_WHAT YOU SHOULD DO_.
Make an exact copy of the entries, taking out every picture.

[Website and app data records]
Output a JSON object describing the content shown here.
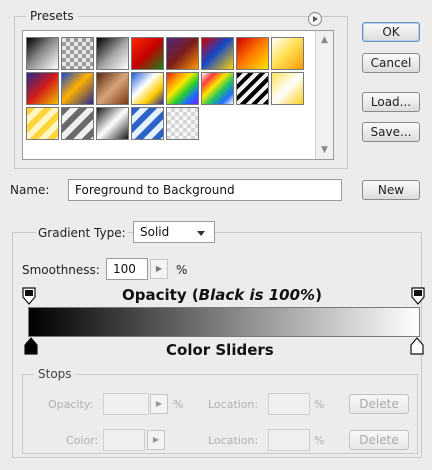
{
  "presets": {
    "title": "Presets",
    "menu_icon": "circle-arrow-icon",
    "swatches": [
      {
        "bg": "linear-gradient(135deg,#000 0%,#888 45%,#fff 100%)"
      },
      {
        "bg": "repeating-conic-gradient(#9a9a9a 0% 25%, #e7e7e7 0% 50%) 0 0/8px 8px"
      },
      {
        "bg": "linear-gradient(135deg,#000 0%,#aaa 55%,#fff 100%)"
      },
      {
        "bg": "linear-gradient(135deg,#ff2a00 0%,#c40000 50%,#1c7f19 100%)"
      },
      {
        "bg": "linear-gradient(135deg,#4c2a7c 0%,#7a1b1b 50%,#ff9900 100%)"
      },
      {
        "bg": "linear-gradient(135deg,#d40000 0%,#1447c8 45%,#ffd200 100%)"
      },
      {
        "bg": "linear-gradient(135deg,#d10000 0%,#ff7a00 50%,#ffe600 100%)"
      },
      {
        "bg": "linear-gradient(135deg,#ffffff 0%,#ffe35a 45%,#ff9c00 100%)"
      },
      {
        "bg": "linear-gradient(135deg,#2a2a8a 0%,#d11b1b 50%,#f4c000 100%)"
      },
      {
        "bg": "linear-gradient(135deg,#1847d4 0%,#ffb000 45%,#2a2a8a 100%)"
      },
      {
        "bg": "linear-gradient(135deg,#5a2a10 0%,#d8a27a 50%,#7a3a10 100%)"
      },
      {
        "bg": "linear-gradient(135deg,#1f5fd9 0%,#ffffff 40%,#ffcc00 70%,#2a2a8a 100%)"
      },
      {
        "bg": "linear-gradient(135deg,#e41b1b,#ff8a00,#ffe600,#2ad12a,#1a6cff,#7a1bff)"
      },
      {
        "bg": "linear-gradient(135deg,#ffffff 0%,#ff3b3b 20%,#ffe600 40%,#22c55e 60%,#1a6cff 80%,#ffffff 100%)"
      },
      {
        "bg": "repeating-linear-gradient(135deg,#000 0 4px,#f2f2f2 4px 8px)"
      },
      {
        "bg": "linear-gradient(135deg,#ffe45a 0%,#ffffff 50%,#ffcf1b 100%)"
      },
      {
        "bg": "repeating-linear-gradient(135deg,#ffd43b 0 6px,#fff6c2 6px 12px)"
      },
      {
        "bg": "repeating-linear-gradient(135deg,#6a6a6a 0 6px,#f0f0f0 6px 12px)"
      },
      {
        "bg": "linear-gradient(135deg,#1a1a1a 0%,#ffffff 50%,#1a1a1a 100%)"
      },
      {
        "bg": "repeating-linear-gradient(135deg,#2a62c8 0 6px,#e7f0ff 6px 12px)"
      },
      {
        "bg": "repeating-conic-gradient(#d6d6d6 0% 25%, #f6f6f6 0% 50%) 0 0/8px 8px"
      }
    ]
  },
  "buttons": {
    "ok": "OK",
    "cancel": "Cancel",
    "load": "Load...",
    "save": "Save...",
    "new": "New"
  },
  "name_field": {
    "label": "Name:",
    "value": "Foreground to Background"
  },
  "gradient": {
    "type_label": "Gradient Type:",
    "type_value": "Solid",
    "smoothness_label": "Smoothness:",
    "smoothness_value": "100",
    "smoothness_unit": "%",
    "opacity_title": "Opacity (Black is 100%)",
    "opacity_title_plain": "Opacity (",
    "opacity_title_italic": "Black is 100%",
    "opacity_title_close": ")",
    "color_sliders_title": "Color Sliders",
    "colors": {
      "start": "#000000",
      "end": "#ffffff"
    }
  },
  "stops": {
    "title": "Stops",
    "opacity_label": "Opacity:",
    "opacity_unit": "%",
    "location_label": "Location:",
    "location_unit": "%",
    "delete_label": "Delete",
    "color_label": "Color:",
    "location2_label": "Location:",
    "location2_unit": "%",
    "delete2_label": "Delete"
  }
}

_SOLVED EXERCISE_.
Output a JSON object describing the content shown here.
{
  "presets": {
    "title": "Presets",
    "menu_icon": "circle-arrow-icon",
    "swatches": [
      {
        "bg": "linear-gradient(135deg,#000 0%,#888 45%,#fff 100%)"
      },
      {
        "bg": "repeating-conic-gradient(#9a9a9a 0% 25%, #e7e7e7 0% 50%) 0 0/8px 8px"
      },
      {
        "bg": "linear-gradient(135deg,#000 0%,#aaa 55%,#fff 100%)"
      },
      {
        "bg": "linear-gradient(135deg,#ff2a00 0%,#c40000 50%,#1c7f19 100%)"
      },
      {
        "bg": "linear-gradient(135deg,#4c2a7c 0%,#7a1b1b 50%,#ff9900 100%)"
      },
      {
        "bg": "linear-gradient(135deg,#d40000 0%,#1447c8 45%,#ffd200 100%)"
      },
      {
        "bg": "linear-gradient(135deg,#d10000 0%,#ff7a00 50%,#ffe600 100%)"
      },
      {
        "bg": "linear-gradient(135deg,#ffffff 0%,#ffe35a 45%,#ff9c00 100%)"
      },
      {
        "bg": "linear-gradient(135deg,#2a2a8a 0%,#d11b1b 50%,#f4c000 100%)"
      },
      {
        "bg": "linear-gradient(135deg,#1847d4 0%,#ffb000 45%,#2a2a8a 100%)"
      },
      {
        "bg": "linear-gradient(135deg,#5a2a10 0%,#d8a27a 50%,#7a3a10 100%)"
      },
      {
        "bg": "linear-gradient(135deg,#1f5fd9 0%,#ffffff 40%,#ffcc00 70%,#2a2a8a 100%)"
      },
      {
        "bg": "linear-gradient(135deg,#e41b1b,#ff8a00,#ffe600,#2ad12a,#1a6cff,#7a1bff)"
      },
      {
        "bg": "linear-gradient(135deg,#ffffff 0%,#ff3b3b 20%,#ffe600 40%,#22c55e 60%,#1a6cff 80%,#ffffff 100%)"
      },
      {
        "bg": "repeating-linear-gradient(135deg,#000 0 4px,#f2f2f2 4px 8px)"
      },
      {
        "bg": "linear-gradient(135deg,#ffe45a 0%,#ffffff 50%,#ffcf1b 100%)"
      },
      {
        "bg": "repeating-linear-gradient(135deg,#ffd43b 0 6px,#fff6c2 6px 12px)"
      },
      {
        "bg": "repeating-linear-gradient(135deg,#6a6a6a 0 6px,#f0f0f0 6px 12px)"
      },
      {
        "bg": "linear-gradient(135deg,#1a1a1a 0%,#ffffff 50%,#1a1a1a 100%)"
      },
      {
        "bg": "repeating-linear-gradient(135deg,#2a62c8 0 6px,#e7f0ff 6px 12px)"
      },
      {
        "bg": "repeating-conic-gradient(#d6d6d6 0% 25%, #f6f6f6 0% 50%) 0 0/8px 8px"
      }
    ]
  },
  "buttons": {
    "ok": "OK",
    "cancel": "Cancel",
    "load": "Load...",
    "save": "Save...",
    "new": "New"
  },
  "name_field": {
    "label": "Name:",
    "value": "Foreground to Background"
  },
  "gradient": {
    "type_label": "Gradient Type:",
    "type_value": "Solid",
    "smoothness_label": "Smoothness:",
    "smoothness_value": "100",
    "smoothness_unit": "%",
    "opacity_title": "Opacity (Black is 100%)",
    "opacity_title_plain": "Opacity (",
    "opacity_title_italic": "Black is 100%",
    "opacity_title_close": ")",
    "color_sliders_title": "Color Sliders",
    "colors": {
      "start": "#000000",
      "end": "#ffffff"
    }
  },
  "stops": {
    "title": "Stops",
    "opacity_label": "Opacity:",
    "opacity_unit": "%",
    "location_label": "Location:",
    "location_unit": "%",
    "delete_label": "Delete",
    "color_label": "Color:",
    "location2_label": "Location:",
    "location2_unit": "%",
    "delete2_label": "Delete"
  }
}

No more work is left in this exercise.